»»

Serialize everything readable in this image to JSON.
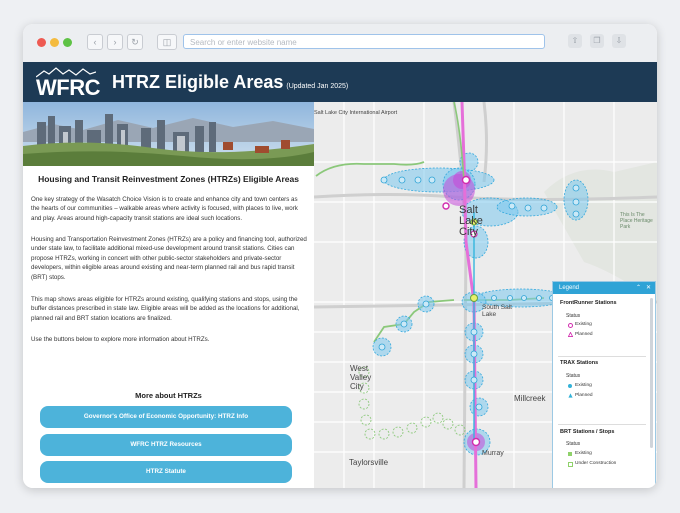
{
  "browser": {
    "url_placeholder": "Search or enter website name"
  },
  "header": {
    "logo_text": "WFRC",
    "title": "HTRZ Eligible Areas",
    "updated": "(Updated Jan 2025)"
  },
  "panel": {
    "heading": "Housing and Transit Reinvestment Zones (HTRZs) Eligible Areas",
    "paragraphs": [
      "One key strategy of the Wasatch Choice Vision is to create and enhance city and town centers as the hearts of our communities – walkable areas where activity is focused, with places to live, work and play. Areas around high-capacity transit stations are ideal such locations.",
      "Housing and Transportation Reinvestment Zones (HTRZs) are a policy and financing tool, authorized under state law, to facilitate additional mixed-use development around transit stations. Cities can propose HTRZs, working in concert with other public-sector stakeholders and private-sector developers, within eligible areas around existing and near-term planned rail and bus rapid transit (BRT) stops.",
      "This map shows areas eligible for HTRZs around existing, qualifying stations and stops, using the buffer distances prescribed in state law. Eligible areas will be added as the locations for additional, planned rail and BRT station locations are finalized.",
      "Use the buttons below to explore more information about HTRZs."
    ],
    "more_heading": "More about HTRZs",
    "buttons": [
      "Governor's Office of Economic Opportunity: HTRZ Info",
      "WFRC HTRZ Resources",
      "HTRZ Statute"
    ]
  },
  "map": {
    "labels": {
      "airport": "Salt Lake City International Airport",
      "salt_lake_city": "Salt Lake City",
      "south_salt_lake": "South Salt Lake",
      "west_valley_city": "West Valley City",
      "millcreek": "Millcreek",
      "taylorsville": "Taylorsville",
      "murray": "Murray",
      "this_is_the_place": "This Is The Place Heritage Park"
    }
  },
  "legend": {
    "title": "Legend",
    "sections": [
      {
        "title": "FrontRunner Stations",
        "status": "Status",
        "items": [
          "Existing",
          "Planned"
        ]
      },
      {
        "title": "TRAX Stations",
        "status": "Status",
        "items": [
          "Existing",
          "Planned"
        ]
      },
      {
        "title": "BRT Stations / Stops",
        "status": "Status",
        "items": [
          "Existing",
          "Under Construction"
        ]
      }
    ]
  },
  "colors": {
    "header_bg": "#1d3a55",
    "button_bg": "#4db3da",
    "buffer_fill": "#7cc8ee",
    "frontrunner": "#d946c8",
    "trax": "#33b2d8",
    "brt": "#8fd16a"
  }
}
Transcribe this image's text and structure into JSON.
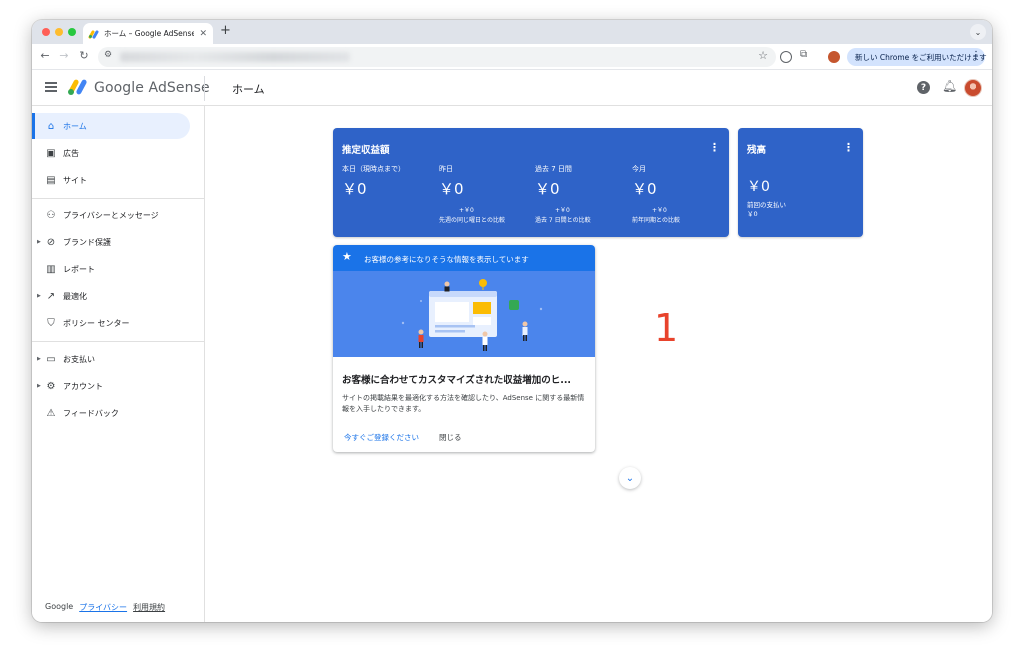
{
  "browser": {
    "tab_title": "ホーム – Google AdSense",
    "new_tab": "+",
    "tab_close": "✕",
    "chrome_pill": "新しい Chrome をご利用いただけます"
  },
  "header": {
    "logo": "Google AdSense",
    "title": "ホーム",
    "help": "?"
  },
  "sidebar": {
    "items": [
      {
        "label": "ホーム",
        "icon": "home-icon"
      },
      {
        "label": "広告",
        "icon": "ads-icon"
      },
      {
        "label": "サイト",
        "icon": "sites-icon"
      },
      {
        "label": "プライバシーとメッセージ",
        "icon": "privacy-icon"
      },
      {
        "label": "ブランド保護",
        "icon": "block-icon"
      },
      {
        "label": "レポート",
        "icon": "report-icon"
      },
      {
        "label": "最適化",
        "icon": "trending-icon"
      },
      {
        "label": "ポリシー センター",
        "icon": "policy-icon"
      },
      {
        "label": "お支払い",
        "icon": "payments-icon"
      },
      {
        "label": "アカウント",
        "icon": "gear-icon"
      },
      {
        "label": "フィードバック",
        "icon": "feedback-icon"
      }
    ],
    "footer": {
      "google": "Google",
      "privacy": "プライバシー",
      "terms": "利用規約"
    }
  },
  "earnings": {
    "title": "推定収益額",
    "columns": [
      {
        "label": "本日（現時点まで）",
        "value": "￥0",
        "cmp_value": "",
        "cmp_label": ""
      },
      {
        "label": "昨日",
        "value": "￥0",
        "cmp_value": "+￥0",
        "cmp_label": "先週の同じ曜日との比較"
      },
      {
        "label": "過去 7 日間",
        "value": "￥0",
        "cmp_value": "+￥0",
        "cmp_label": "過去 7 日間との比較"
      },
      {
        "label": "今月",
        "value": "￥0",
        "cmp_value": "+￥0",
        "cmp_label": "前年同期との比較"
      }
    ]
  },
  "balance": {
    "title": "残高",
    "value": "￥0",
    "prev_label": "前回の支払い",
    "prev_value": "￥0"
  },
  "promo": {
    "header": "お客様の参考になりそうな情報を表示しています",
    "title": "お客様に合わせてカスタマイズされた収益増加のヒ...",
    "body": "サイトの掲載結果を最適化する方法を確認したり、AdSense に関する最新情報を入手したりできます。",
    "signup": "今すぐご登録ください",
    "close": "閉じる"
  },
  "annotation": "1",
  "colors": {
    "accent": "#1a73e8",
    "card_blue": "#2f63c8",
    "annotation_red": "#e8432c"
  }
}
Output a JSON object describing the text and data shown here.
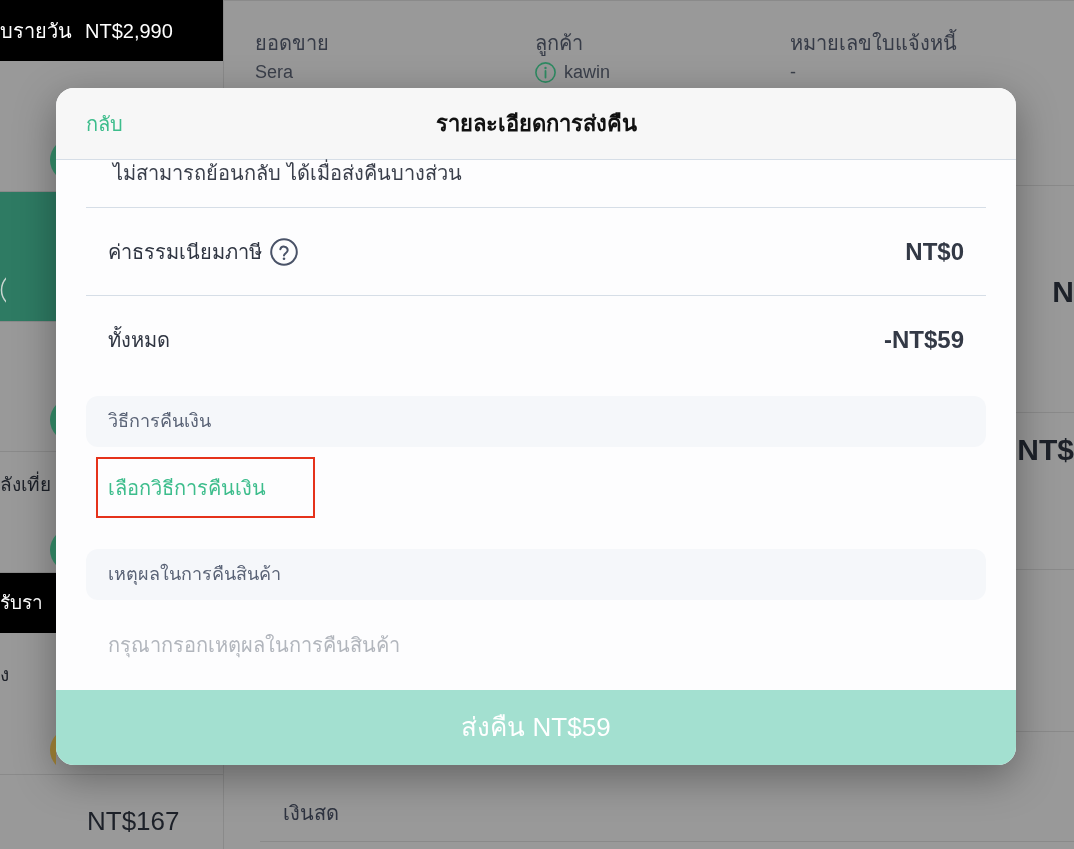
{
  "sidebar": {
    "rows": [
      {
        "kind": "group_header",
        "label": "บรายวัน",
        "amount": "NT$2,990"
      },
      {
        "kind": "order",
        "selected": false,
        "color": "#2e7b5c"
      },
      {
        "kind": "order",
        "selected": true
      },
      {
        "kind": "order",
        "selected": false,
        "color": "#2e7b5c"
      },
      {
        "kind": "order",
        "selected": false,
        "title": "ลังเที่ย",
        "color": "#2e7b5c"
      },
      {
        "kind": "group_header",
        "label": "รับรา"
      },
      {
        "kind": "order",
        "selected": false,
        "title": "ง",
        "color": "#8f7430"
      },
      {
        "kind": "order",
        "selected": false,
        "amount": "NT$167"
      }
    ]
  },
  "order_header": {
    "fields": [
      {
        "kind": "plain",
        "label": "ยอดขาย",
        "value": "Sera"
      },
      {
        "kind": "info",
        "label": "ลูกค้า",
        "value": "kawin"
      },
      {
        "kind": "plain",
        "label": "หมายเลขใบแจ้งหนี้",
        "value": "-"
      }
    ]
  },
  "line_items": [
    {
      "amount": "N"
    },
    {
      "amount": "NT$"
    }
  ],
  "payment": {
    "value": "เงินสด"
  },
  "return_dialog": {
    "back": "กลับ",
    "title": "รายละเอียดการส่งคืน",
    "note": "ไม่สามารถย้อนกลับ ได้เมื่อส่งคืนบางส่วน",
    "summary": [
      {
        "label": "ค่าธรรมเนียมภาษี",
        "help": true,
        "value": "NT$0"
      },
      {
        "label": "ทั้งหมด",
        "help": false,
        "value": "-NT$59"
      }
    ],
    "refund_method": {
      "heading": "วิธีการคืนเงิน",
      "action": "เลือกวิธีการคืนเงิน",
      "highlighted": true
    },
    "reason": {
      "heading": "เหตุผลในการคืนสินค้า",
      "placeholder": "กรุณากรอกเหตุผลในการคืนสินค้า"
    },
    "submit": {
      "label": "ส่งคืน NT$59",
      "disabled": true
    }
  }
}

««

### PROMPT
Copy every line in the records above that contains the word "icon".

### TASK ANSWER
        "icon": "home-icon"
        "icon": "ads-icon"
        "icon": "sites-icon"
        "icon": "privacy-icon"
        "icon": "block-icon"
        "icon": "report-icon"
        "icon": "trending-icon"
        "icon": "policy-icon"
        "icon": "payments-icon"
        "icon": "gear-icon"
        "icon": "feedback-icon"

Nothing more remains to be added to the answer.